Common types of jaw surgery that we perform:

• Upper Jaw Surgery (Le Fort Osteotomy). The three types of Le Fort Osteotomy, Le Fort I, Le Fort II, and Le Fort III, all involve sectioning and realigning the upper jaw (maxilla) to improve the patient’s condition. These operations are often the treatment of choice for patients who suffer from cleft palate, an underdeveloped upper jaw (mid-face hypoplasia), or upper jaw fractures.

• Lower Jaw Surgery (Bilateral Sagittal Split Osteotomy). In this procedure, the lower jaw (mandible) is sectioned and split before it is re-positioned to better align the teeth and jaw. In some cases, this involves moving the jaw bone backward, while in others it involves moving the bone forward.

• Sleep Apnea Surgery (Maxillomandibular Advancement). There is an innovative sleep apnea surgery that involves moving both the upper and lower jaw forward in order to widen the patient’s airway and make breathing at night easier. This surgery, called Maxillomandibular Advancement (MMA), has a success rate of over 90 percent.

• Chin Surgery (Genioplasty). This procedure re-positions or reforms the chin in order to correct a receding or jutting chin. Chin surgery may involve moving the lower jaw bone, using a chin implant, or cutting away bone in the chin area to reshape a large chin. Chin surgery is sometimes done in addition to other procedures in the mouth, neck, nose, and face area.

orthognathic surgery 3d Scan

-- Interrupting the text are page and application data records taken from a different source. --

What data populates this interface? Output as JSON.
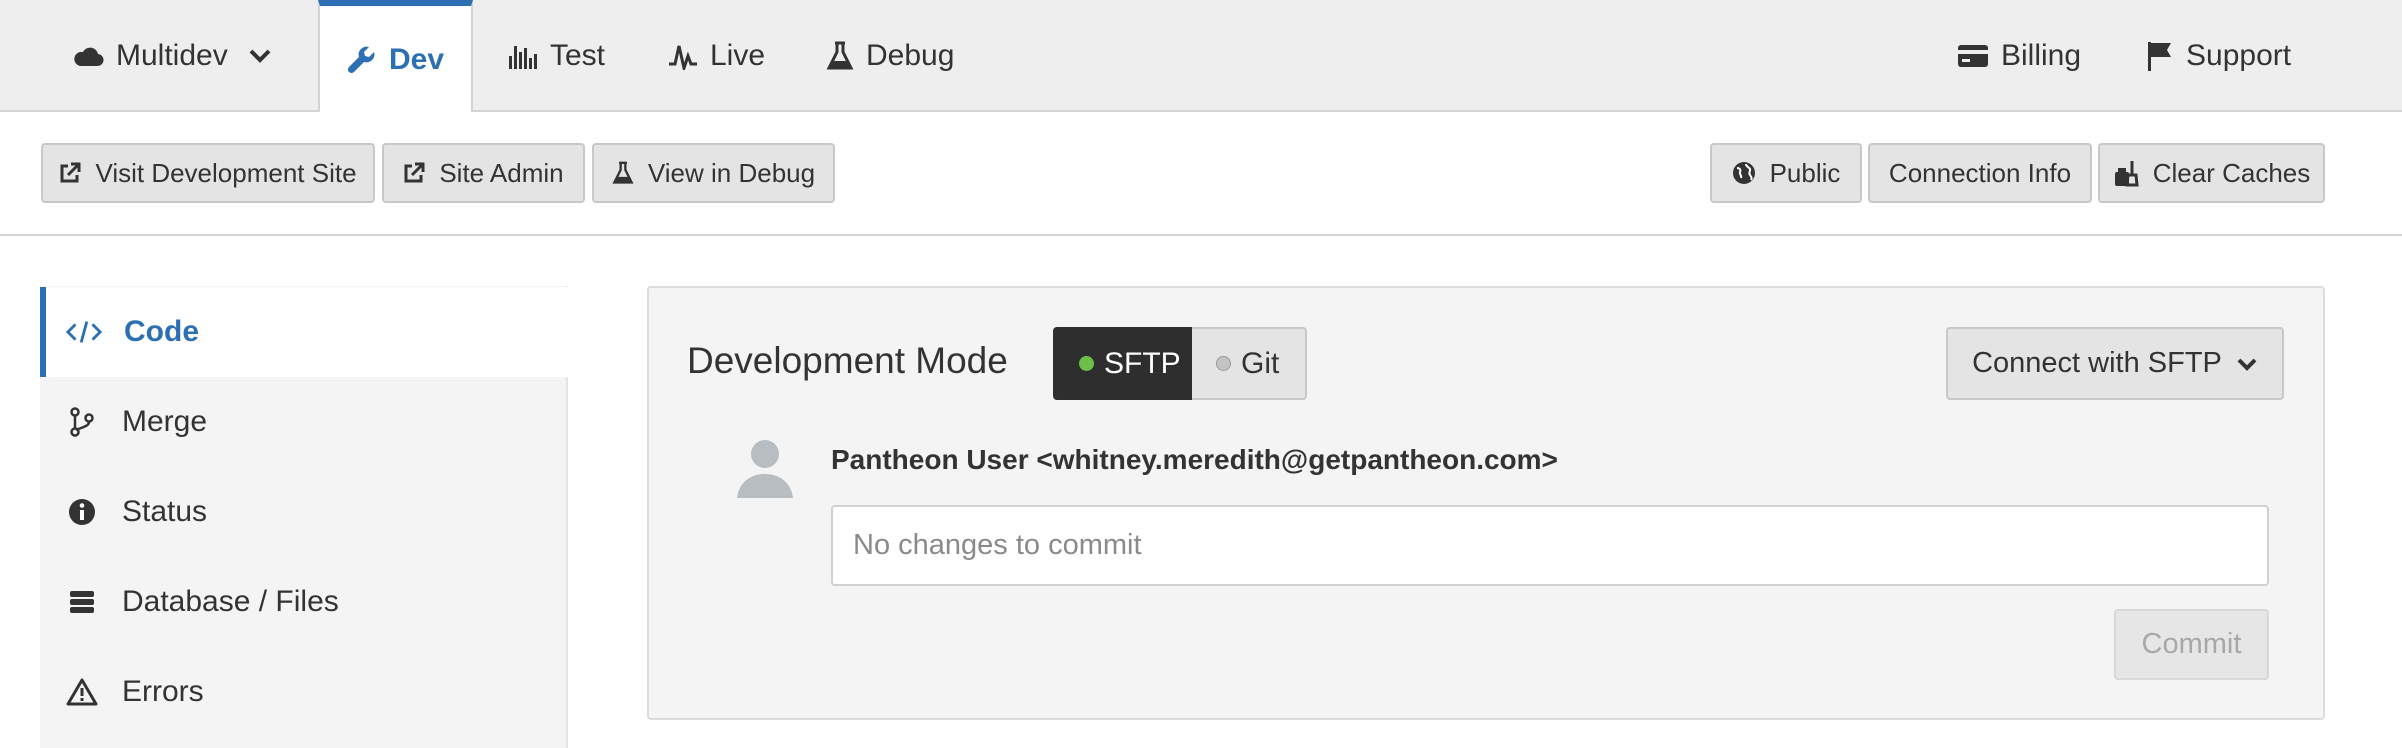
{
  "topnav": {
    "environment_label": "Multidev",
    "tabs": [
      {
        "label": "Dev",
        "icon": "wrench-icon"
      },
      {
        "label": "Test",
        "icon": "bar-chart-icon"
      },
      {
        "label": "Live",
        "icon": "pulse-icon"
      },
      {
        "label": "Debug",
        "icon": "flask-icon"
      }
    ],
    "right_links": [
      {
        "label": "Billing",
        "icon": "credit-card-icon"
      },
      {
        "label": "Support",
        "icon": "flag-icon"
      }
    ]
  },
  "toolbar": {
    "left_buttons": [
      {
        "label": "Visit Development Site",
        "icon": "external-link-icon"
      },
      {
        "label": "Site Admin",
        "icon": "external-link-icon"
      },
      {
        "label": "View in Debug",
        "icon": "flask-icon"
      }
    ],
    "right_buttons": [
      {
        "label": "Public",
        "icon": "globe-icon"
      },
      {
        "label": "Connection Info"
      },
      {
        "label": "Clear Caches",
        "icon": "broom-icon"
      }
    ]
  },
  "sidebar": {
    "items": [
      {
        "label": "Code",
        "icon": "code-icon",
        "active": true
      },
      {
        "label": "Merge",
        "icon": "branch-icon"
      },
      {
        "label": "Status",
        "icon": "info-icon"
      },
      {
        "label": "Database / Files",
        "icon": "database-icon"
      },
      {
        "label": "Errors",
        "icon": "warning-icon"
      }
    ]
  },
  "main": {
    "title": "Development Mode",
    "mode_options": [
      {
        "label": "SFTP",
        "selected": true,
        "dot_color": "#6cc04a"
      },
      {
        "label": "Git",
        "selected": false,
        "dot_color": "#c4c4c4"
      }
    ],
    "connect_label": "Connect with SFTP",
    "author": "Pantheon User <whitney.meredith@getpantheon.com>",
    "commit_placeholder": "No changes to commit",
    "commit_label": "Commit"
  },
  "colors": {
    "accent": "#2d6fb3",
    "nav_bg": "#eeeeee",
    "panel_bg": "#f4f4f4",
    "selected_segment": "#2e2e2e"
  }
}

In all cases, we use state-of-the-art 3D imaging technology in order to better understand the exact position of our patient’s jaw as well as the very best way to correctly align the teeth and jaw. We refer to these images before, during, and after your operation.

Could Corrective Jaw Surgery be Right for You?

Often, a patient’s very first question is: How do I know if I could benefit from corrective jaw surgery?

The answer is: By speaking with an experienced, knowledgeable oral and maxillofacial surgeon about your condition. Together, perhaps with the help of your dentist and orthodontist, we can find a treatment plan that will work for you.